By Arvind Ravichandran (Cravath, Swaine & Moore LLP)
[Editor’s Note: The following summary is a duplicate of the article’s introduction.]
How should a federal bankruptcy court decide which of a federally regulated thrift or an FDIC controlled bank gets a federal tax refund? The Supreme Court of the United States’ answer in Rodriguez: Look to state law. So unremarkable was this holding that it required approximately six pages of text and attracted no dissent or concurrence.
As the Supreme Court said, the decision was not really about tax refunds, but was instead an opportunity to instruct lower courts on making federal common law. Indeed, the Tenth Circuit on remand reaffirmed its earlier decision almost entirely by citing to its earlier opinion. But the Court’s instructions and analysis cast serious doubt on the validity of a long-standing and critical aspect of many bankruptcy proceedings-the first day net operating loss trading order. It also requires re-evaluation of authorities related to preserving the non-taxpaying status of the debtor; a somewhat less common but related issue.

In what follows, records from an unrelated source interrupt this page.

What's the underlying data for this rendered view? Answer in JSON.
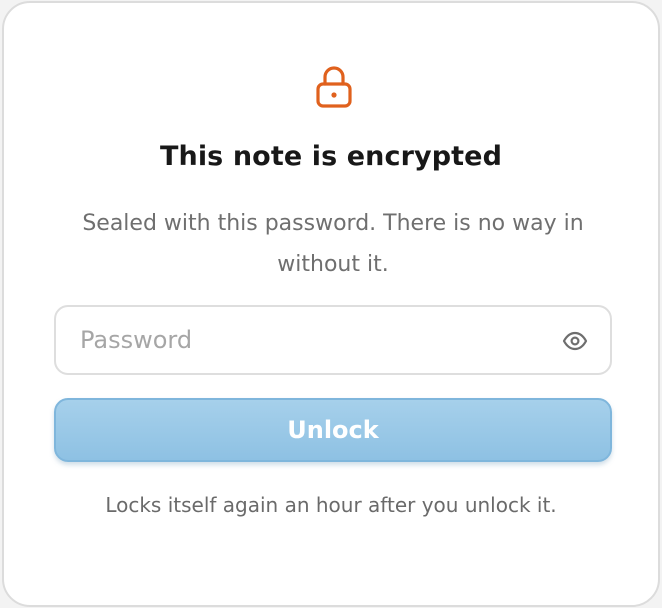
{
  "dialog": {
    "icon": "lock-icon",
    "accent_color": "#e0611d",
    "title": "This note is encrypted",
    "description": "Sealed with this password. There is no way in without it.",
    "password": {
      "placeholder": "Password",
      "value": "",
      "reveal_icon": "eye-icon"
    },
    "unlock_label": "Unlock",
    "unlock_color": "#96c6e6",
    "footer_note": "Locks itself again an hour after you unlock it."
  }
}
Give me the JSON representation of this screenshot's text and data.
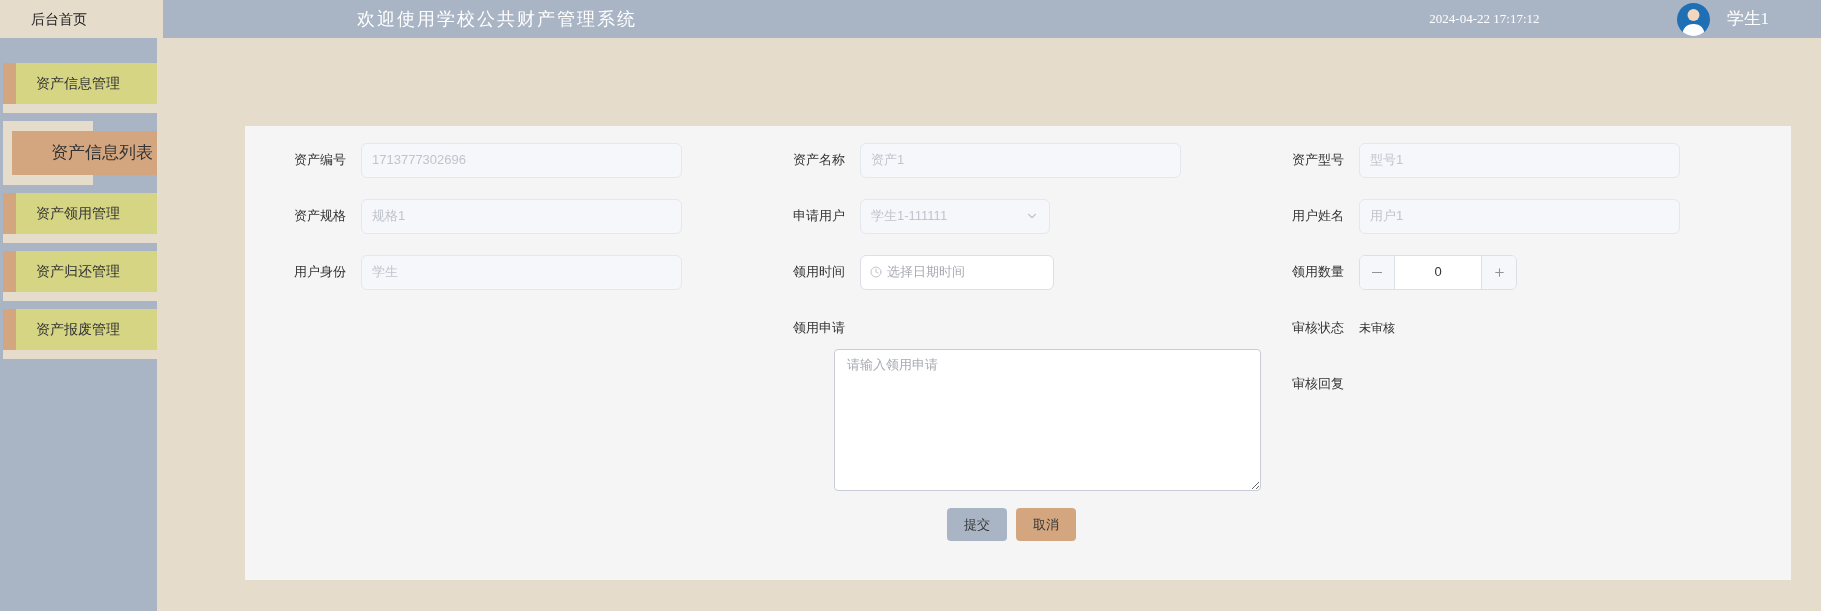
{
  "header": {
    "home_link": "后台首页",
    "title": "欢迎使用学校公共财产管理系统",
    "datetime": "2024-04-22 17:17:12",
    "user_name": "学生1"
  },
  "sidebar": {
    "items": [
      {
        "kind": "menu",
        "label": "资产信息管理",
        "selected": false
      },
      {
        "kind": "submenu",
        "label": "资产信息列表",
        "selected": true
      },
      {
        "kind": "menu",
        "label": "资产领用管理",
        "selected": false
      },
      {
        "kind": "menu",
        "label": "资产归还管理",
        "selected": false
      },
      {
        "kind": "menu",
        "label": "资产报废管理",
        "selected": false
      }
    ]
  },
  "form": {
    "columns": [
      {
        "fields": [
          {
            "kind": "input",
            "label": "资产编号",
            "value": "1713777302696",
            "disabled": true
          },
          {
            "kind": "input",
            "label": "资产规格",
            "value": "规格1",
            "disabled": true
          },
          {
            "kind": "input",
            "label": "用户身份",
            "value": "学生",
            "disabled": true
          }
        ]
      },
      {
        "fields": [
          {
            "kind": "input",
            "label": "资产名称",
            "value": "资产1",
            "disabled": true
          },
          {
            "kind": "select",
            "label": "申请用户",
            "value": "学生1-111111",
            "disabled": true
          },
          {
            "kind": "datetime",
            "label": "领用时间",
            "placeholder": "选择日期时间"
          },
          {
            "kind": "textarea",
            "label": "领用申请",
            "placeholder": "请输入领用申请"
          }
        ]
      },
      {
        "fields": [
          {
            "kind": "input",
            "label": "资产型号",
            "value": "型号1",
            "disabled": true
          },
          {
            "kind": "input",
            "label": "用户姓名",
            "value": "用户1",
            "disabled": true
          },
          {
            "kind": "number",
            "label": "领用数量",
            "value": "0"
          },
          {
            "kind": "text",
            "label": "审核状态",
            "value": "未审核"
          },
          {
            "kind": "text",
            "label": "审核回复"
          }
        ]
      }
    ],
    "buttons": [
      {
        "kind": "primary",
        "label": "提交"
      },
      {
        "kind": "secondary",
        "label": "取消"
      }
    ]
  }
}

These authorities have generally analyzed the question of whether net operating losses or the tax status of a bankrupt entity is entitled to protection under the Bankruptcy Code by examining applicable provisions of the Internal Revenue Code (“I.R.C.”) and relying on their own sense of fairness. The result is federal common law, in all but name, that largely protects net operating losses but not tax status. Examining these authorities reveals the precise concern Rodriguez identifies with the improper creation of federal common law – a body of law that is inconsistent and poorly grounded. Following Rodriguez, courts faced with these questions should more comprehensively analyze applicable state law in determining the treatment of net operating losses or the tax status in a bankruptcy proceeding. Moreover, relying on appropriate state law doctrines will allow private parties to rely on contract law to set forth their desired outcomes in bankruptcy. Ideally, this will all result in a firmer approach to these issues in bankruptcy.
That is what this Article is about. First, it discusses the specific issue in Rodriguez and its history-the allocation of tax refunds in bankruptcy and the Bob Richards rule. Second, it discusses the legal history of first day trading orders to preserve net operating losses. Third, it re-examines these authorities in light of Rodriguez. Finally, it concludes by discussing the issues regarding the tax status of the debtor.
The full article is available here.